> [What needs to be done]:
Below are records to retype exactly, except for the pictures.

═════ Records supplied

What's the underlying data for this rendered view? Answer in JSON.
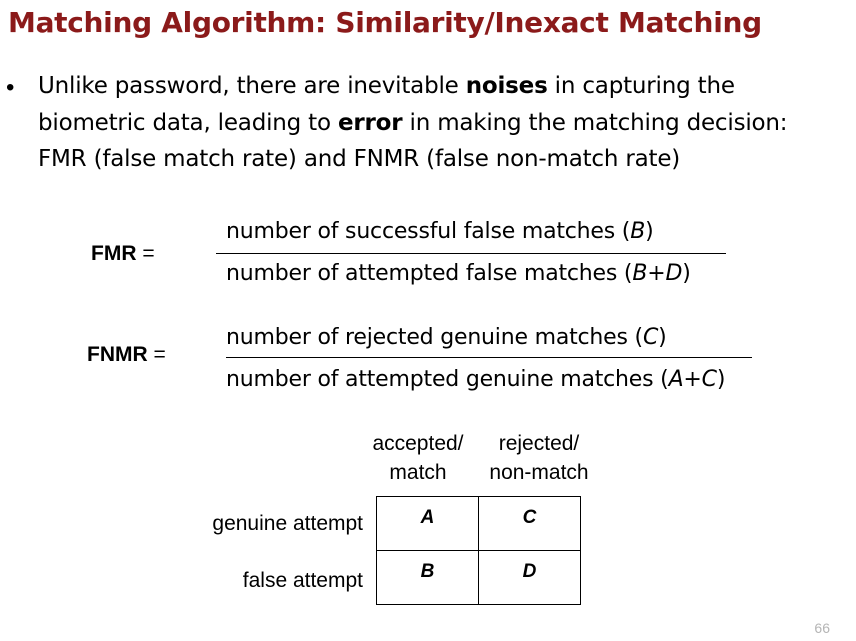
{
  "title": "Matching Algorithm: Similarity/Inexact Matching",
  "bullet": {
    "marker": "•",
    "line1_pre": "Unlike password, there are inevitable ",
    "line1_bold": "noises",
    "line1_post": " in capturing the",
    "line2_pre": "biometric data, leading to ",
    "line2_bold": "error",
    "line2_post": " in making the matching decision:",
    "line3": "FMR (false match rate) and FNMR (false non-match rate)"
  },
  "fmr": {
    "label": "FMR",
    "equals": " =",
    "numerator_text": "number of successful false matches (",
    "numerator_var": "B",
    "numerator_close": ")",
    "denominator_text": "number of attempted false matches (",
    "denominator_var": "B+D",
    "denominator_close": ")"
  },
  "fnmr": {
    "label": "FNMR",
    "equals": " =",
    "numerator_text": "number of rejected genuine matches (",
    "numerator_var": "C",
    "numerator_close": ")",
    "denominator_text": "number of attempted genuine matches (",
    "denominator_var": "A+C",
    "denominator_close": ")"
  },
  "matrix": {
    "col_headers": [
      {
        "line1": "accepted/",
        "line2": "match"
      },
      {
        "line1": "rejected/",
        "line2": "non-match"
      }
    ],
    "row_labels": [
      "genuine attempt",
      "false attempt"
    ],
    "cells": [
      [
        "A",
        "C"
      ],
      [
        "B",
        "D"
      ]
    ]
  },
  "page_number": "66",
  "colors": {
    "title": "#8b1a1a",
    "page_number": "#b5b5b5"
  }
}
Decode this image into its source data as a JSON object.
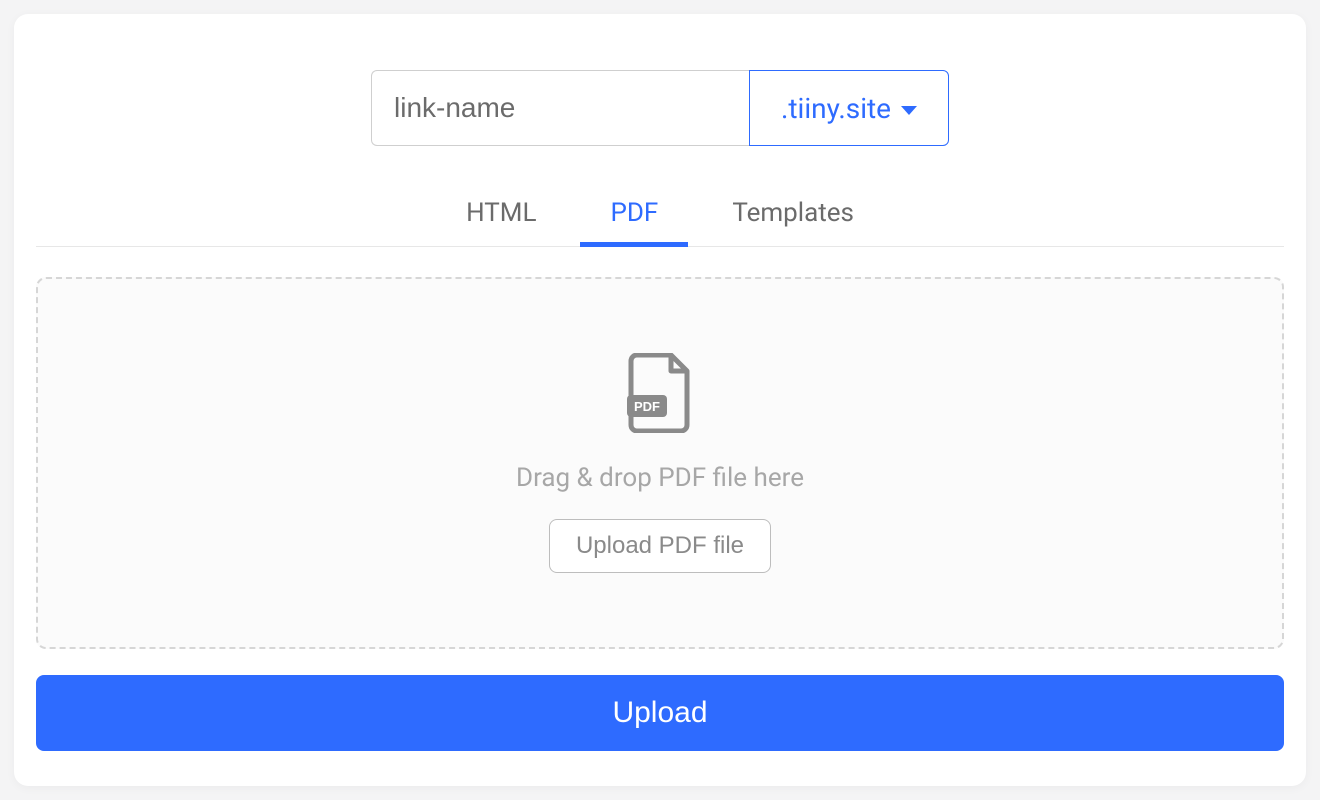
{
  "url": {
    "placeholder": "link-name",
    "domain": ".tiiny.site"
  },
  "tabs": {
    "html": "HTML",
    "pdf": "PDF",
    "templates": "Templates",
    "active": "pdf"
  },
  "dropzone": {
    "text": "Drag & drop PDF file here",
    "button": "Upload PDF file"
  },
  "submit": "Upload"
}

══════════

> [Exercise response]:
What's the underlying data for this rendered view? Answer in JSON.
{
  "title": "Matching Algorithm: Similarity/Inexact Matching",
  "bullet": {
    "marker": "•",
    "line1_pre": "Unlike password, there are inevitable ",
    "line1_bold": "noises",
    "line1_post": " in capturing the",
    "line2_pre": "biometric data, leading to ",
    "line2_bold": "error",
    "line2_post": " in making the matching decision:",
    "line3": "FMR (false match rate) and FNMR (false non-match rate)"
  },
  "fmr": {
    "label": "FMR",
    "equals": " =",
    "numerator_text": "number of successful false matches (",
    "numerator_var": "B",
    "numerator_close": ")",
    "denominator_text": "number of attempted false matches (",
    "denominator_var": "B+D",
    "denominator_close": ")"
  },
  "fnmr": {
    "label": "FNMR",
    "equals": " =",
    "numerator_text": "number of rejected genuine matches (",
    "numerator_var": "C",
    "numerator_close": ")",
    "denominator_text": "number of attempted genuine matches (",
    "denominator_var": "A+C",
    "denominator_close": ")"
  },
  "matrix": {
    "col_headers": [
      {
        "line1": "accepted/",
        "line2": "match"
      },
      {
        "line1": "rejected/",
        "line2": "non-match"
      }
    ],
    "row_labels": [
      "genuine attempt",
      "false attempt"
    ],
    "cells": [
      [
        "A",
        "C"
      ],
      [
        "B",
        "D"
      ]
    ]
  },
  "page_number": "66",
  "colors": {
    "title": "#8b1a1a",
    "page_number": "#b5b5b5"
  }
}
Decode this image into its source data as a JSON object.
{
  "url": {
    "placeholder": "link-name",
    "domain": ".tiiny.site"
  },
  "tabs": {
    "html": "HTML",
    "pdf": "PDF",
    "templates": "Templates",
    "active": "pdf"
  },
  "dropzone": {
    "text": "Drag & drop PDF file here",
    "button": "Upload PDF file"
  },
  "submit": "Upload"
}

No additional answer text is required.